The real work begins after the final bow.
The real work begins after the final bow.
Neilson Barnard/Getty Images

On Friday, July 10, Disney+ will release Hamilton: History Has Its Eyes on You, a conversation with key original cast members and creators that covers everything from personal memories to thoughts on how the musical can expand our understanding of America’s past.

Moderated by Good Morning America anchor Robin Roberts, the program features Lin-Manuel Miranda, director Thomas Kail, Leslie Odom Jr. (Aaron Burr), Phillipa Soo (Eliza Hamilton), Renée Elise Goldsberry (Angelica Schuyler), Daveed Diggs (Marquis de Lafayette and Thomas Jefferson), and Christopher Jackson (George Washington).

Also in attendance is Annette Gordon-Reed, a Harvard University history professor and leading scholar on Thomas Jefferson’s relationship with his enslaved maid, Sally Hemings. Hemings is mentioned briefly in Hamilton, and the contentious topic of slavery crops up in a few pithy insults directed at various characters, but some viewers have criticized how the production largely glosses over the issues and glorifies the Founding Fathers as sympathetic and respectable leaders.

Hamilton: History Has Its Eyes on You is a chance for Miranda and his team to discuss the decisions that went into fitting a long, complex history into a series of musical numbers—and for Gordon-Reed to offer a historian’s perspective on how we should interpret Hamilton.

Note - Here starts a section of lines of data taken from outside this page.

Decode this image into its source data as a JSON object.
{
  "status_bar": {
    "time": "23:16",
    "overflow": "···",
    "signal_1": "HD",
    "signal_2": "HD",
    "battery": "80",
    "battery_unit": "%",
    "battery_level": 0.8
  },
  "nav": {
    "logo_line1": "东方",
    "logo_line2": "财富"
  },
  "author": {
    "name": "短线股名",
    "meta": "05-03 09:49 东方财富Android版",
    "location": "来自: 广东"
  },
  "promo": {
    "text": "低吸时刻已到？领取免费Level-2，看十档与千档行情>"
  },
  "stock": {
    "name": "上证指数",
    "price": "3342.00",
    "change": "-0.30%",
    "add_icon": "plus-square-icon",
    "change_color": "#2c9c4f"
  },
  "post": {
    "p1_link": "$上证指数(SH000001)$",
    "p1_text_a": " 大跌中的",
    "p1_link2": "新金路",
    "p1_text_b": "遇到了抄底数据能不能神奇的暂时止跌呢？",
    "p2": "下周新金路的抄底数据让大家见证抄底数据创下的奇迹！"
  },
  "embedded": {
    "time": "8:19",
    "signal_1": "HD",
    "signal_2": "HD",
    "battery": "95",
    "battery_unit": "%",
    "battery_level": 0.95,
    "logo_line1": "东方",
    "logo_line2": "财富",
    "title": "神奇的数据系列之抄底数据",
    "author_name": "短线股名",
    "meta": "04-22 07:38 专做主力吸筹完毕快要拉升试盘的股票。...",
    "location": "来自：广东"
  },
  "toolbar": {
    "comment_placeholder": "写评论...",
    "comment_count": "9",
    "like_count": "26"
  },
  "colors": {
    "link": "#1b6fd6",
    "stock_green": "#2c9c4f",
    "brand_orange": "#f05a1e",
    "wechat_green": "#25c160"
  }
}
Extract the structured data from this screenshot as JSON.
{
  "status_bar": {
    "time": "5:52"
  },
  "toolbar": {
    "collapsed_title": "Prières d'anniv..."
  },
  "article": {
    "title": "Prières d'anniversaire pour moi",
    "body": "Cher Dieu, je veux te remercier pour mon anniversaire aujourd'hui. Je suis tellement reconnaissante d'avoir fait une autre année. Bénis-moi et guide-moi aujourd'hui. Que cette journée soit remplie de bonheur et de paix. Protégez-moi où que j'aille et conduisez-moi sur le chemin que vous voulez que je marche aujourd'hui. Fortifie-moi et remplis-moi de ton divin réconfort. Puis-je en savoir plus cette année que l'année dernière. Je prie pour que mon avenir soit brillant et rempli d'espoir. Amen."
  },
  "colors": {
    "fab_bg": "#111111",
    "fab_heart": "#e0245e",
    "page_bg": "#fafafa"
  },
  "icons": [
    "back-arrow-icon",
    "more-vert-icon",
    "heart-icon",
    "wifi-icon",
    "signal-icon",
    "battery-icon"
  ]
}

“The really important thing, I think, is for people after they’ve watched it to go and find out more,” she says in a preview clip on Good Morning America. (If you’re wondering where to start, you might want to take a closer look at some of those history-packed lyrics.)

You can stream the special starting tomorrow, which leaves plenty of time to watch the musical on Disney+ again … and again. If you still need a subscription to Disney+, head here to sign up.

[h/t Good Morning America]